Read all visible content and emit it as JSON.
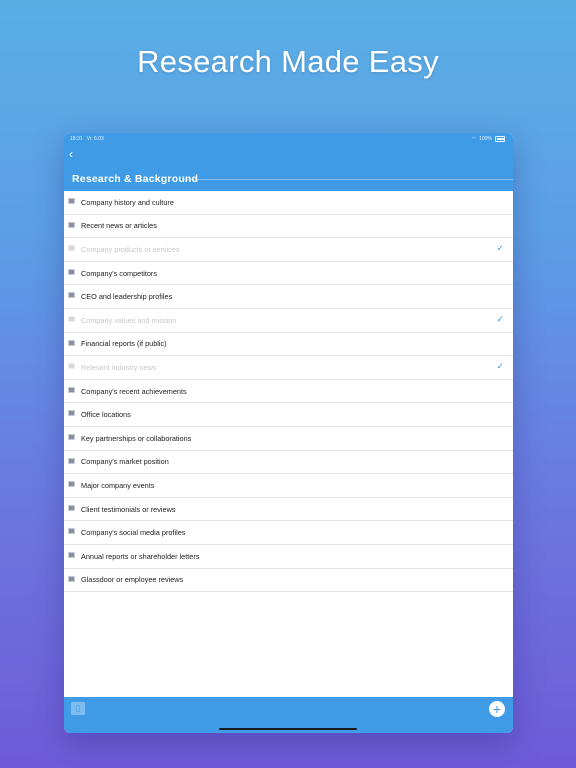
{
  "headline": "Research Made Easy",
  "statusbar": {
    "time": "18:31",
    "date": "Vr. 6.03",
    "battery": "100%"
  },
  "header": {
    "back_icon": "chevron-left-icon",
    "title": "Research & Background"
  },
  "items": [
    {
      "label": "Company history and culture",
      "done": false
    },
    {
      "label": "Recent news or articles",
      "done": false
    },
    {
      "label": "Company products or services",
      "done": true
    },
    {
      "label": "Company's competitors",
      "done": false
    },
    {
      "label": "CEO and leadership profiles",
      "done": false
    },
    {
      "label": "Company values and mission",
      "done": true
    },
    {
      "label": "Financial reports (if public)",
      "done": false
    },
    {
      "label": "Relevant industry news",
      "done": true
    },
    {
      "label": "Company's recent achievements",
      "done": false
    },
    {
      "label": "Office locations",
      "done": false
    },
    {
      "label": "Key partnerships or collaborations",
      "done": false
    },
    {
      "label": "Company's market position",
      "done": false
    },
    {
      "label": "Major company events",
      "done": false
    },
    {
      "label": "Client testimonials or reviews",
      "done": false
    },
    {
      "label": "Company's social media profiles",
      "done": false
    },
    {
      "label": "Annual reports or shareholder letters",
      "done": false
    },
    {
      "label": "Glassdoor or employee reviews",
      "done": false
    }
  ],
  "footer": {
    "book_icon": "book-icon",
    "add_icon": "plus-circle-icon"
  },
  "colors": {
    "accent": "#3f9be6",
    "done_text": "#c7c7cc"
  }
}
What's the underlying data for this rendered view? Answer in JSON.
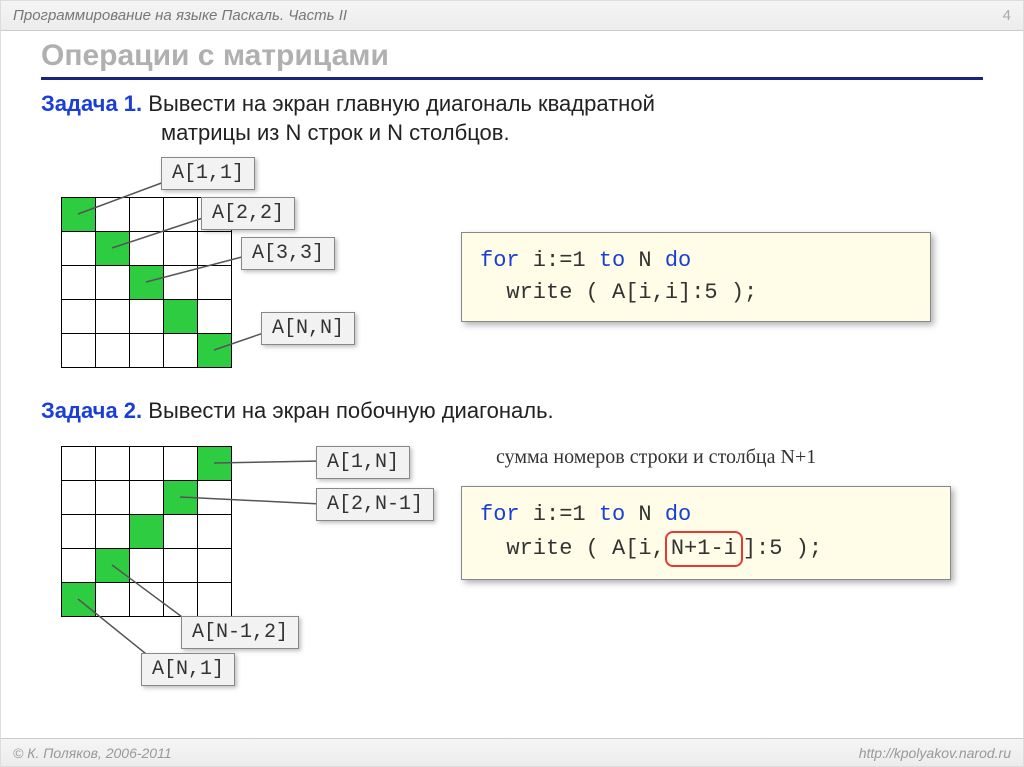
{
  "header": {
    "subtitle": "Программирование на языке Паскаль. Часть II",
    "page": "4"
  },
  "title": "Операции с матрицами",
  "task1": {
    "label": "Задача 1.",
    "text_line1": "Вывести на экран главную диагональ квадратной",
    "text_line2": "матрицы из N строк и N столбцов.",
    "callouts": [
      "A[1,1]",
      "A[2,2]",
      "A[3,3]",
      "A[N,N]"
    ],
    "code": {
      "kw1": "for",
      "part1": " i:=1 ",
      "kw2": "to",
      "part2": " N ",
      "kw3": "do",
      "line2": "  write ( A[i,i]:5 );"
    }
  },
  "task2": {
    "label": "Задача 2.",
    "text_line1": "Вывести на экран побочную диагональ.",
    "callouts": [
      "A[1,N]",
      "A[2,N-1]",
      "A[N-1,2]",
      "A[N,1]"
    ],
    "note": "сумма номеров строки и столбца N+1",
    "code": {
      "kw1": "for",
      "part1": " i:=1 ",
      "kw2": "to",
      "part2": " N ",
      "kw3": "do",
      "line2a": "  write ( A[i,",
      "highlight": "N+1-i",
      "line2b": "]:5 );"
    }
  },
  "footer": {
    "author": "© К. Поляков, 2006-2011",
    "url": "http://kpolyakov.narod.ru"
  }
}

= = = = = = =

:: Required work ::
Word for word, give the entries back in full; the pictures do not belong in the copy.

:: Solution to this exercise ::
Read all visible content and emit it as JSON.
{
  "headline": "Research Made Easy",
  "statusbar": {
    "time": "18:31",
    "date": "Vr. 6.03",
    "battery": "100%"
  },
  "header": {
    "back_icon": "chevron-left-icon",
    "title": "Research & Background"
  },
  "items": [
    {
      "label": "Company history and culture",
      "done": false
    },
    {
      "label": "Recent news or articles",
      "done": false
    },
    {
      "label": "Company products or services",
      "done": true
    },
    {
      "label": "Company's competitors",
      "done": false
    },
    {
      "label": "CEO and leadership profiles",
      "done": false
    },
    {
      "label": "Company values and mission",
      "done": true
    },
    {
      "label": "Financial reports (if public)",
      "done": false
    },
    {
      "label": "Relevant industry news",
      "done": true
    },
    {
      "label": "Company's recent achievements",
      "done": false
    },
    {
      "label": "Office locations",
      "done": false
    },
    {
      "label": "Key partnerships or collaborations",
      "done": false
    },
    {
      "label": "Company's market position",
      "done": false
    },
    {
      "label": "Major company events",
      "done": false
    },
    {
      "label": "Client testimonials or reviews",
      "done": false
    },
    {
      "label": "Company's social media profiles",
      "done": false
    },
    {
      "label": "Annual reports or shareholder letters",
      "done": false
    },
    {
      "label": "Glassdoor or employee reviews",
      "done": false
    }
  ],
  "footer": {
    "book_icon": "book-icon",
    "add_icon": "plus-circle-icon"
  },
  "colors": {
    "accent": "#3f9be6",
    "done_text": "#c7c7cc"
  }
}
What's the underlying data for this rendered view? Answer in JSON.
{
  "header": {
    "subtitle": "Программирование на языке Паскаль. Часть II",
    "page": "4"
  },
  "title": "Операции с матрицами",
  "task1": {
    "label": "Задача 1.",
    "text_line1": "Вывести на экран главную диагональ квадратной",
    "text_line2": "матрицы из N строк и N столбцов.",
    "callouts": [
      "A[1,1]",
      "A[2,2]",
      "A[3,3]",
      "A[N,N]"
    ],
    "code": {
      "kw1": "for",
      "part1": " i:=1 ",
      "kw2": "to",
      "part2": " N ",
      "kw3": "do",
      "line2": "  write ( A[i,i]:5 );"
    }
  },
  "task2": {
    "label": "Задача 2.",
    "text_line1": "Вывести на экран побочную диагональ.",
    "callouts": [
      "A[1,N]",
      "A[2,N-1]",
      "A[N-1,2]",
      "A[N,1]"
    ],
    "note": "сумма номеров строки и столбца N+1",
    "code": {
      "kw1": "for",
      "part1": " i:=1 ",
      "kw2": "to",
      "part2": " N ",
      "kw3": "do",
      "line2a": "  write ( A[i,",
      "highlight": "N+1-i",
      "line2b": "]:5 );"
    }
  },
  "footer": {
    "author": "© К. Поляков, 2006-2011",
    "url": "http://kpolyakov.narod.ru"
  }
}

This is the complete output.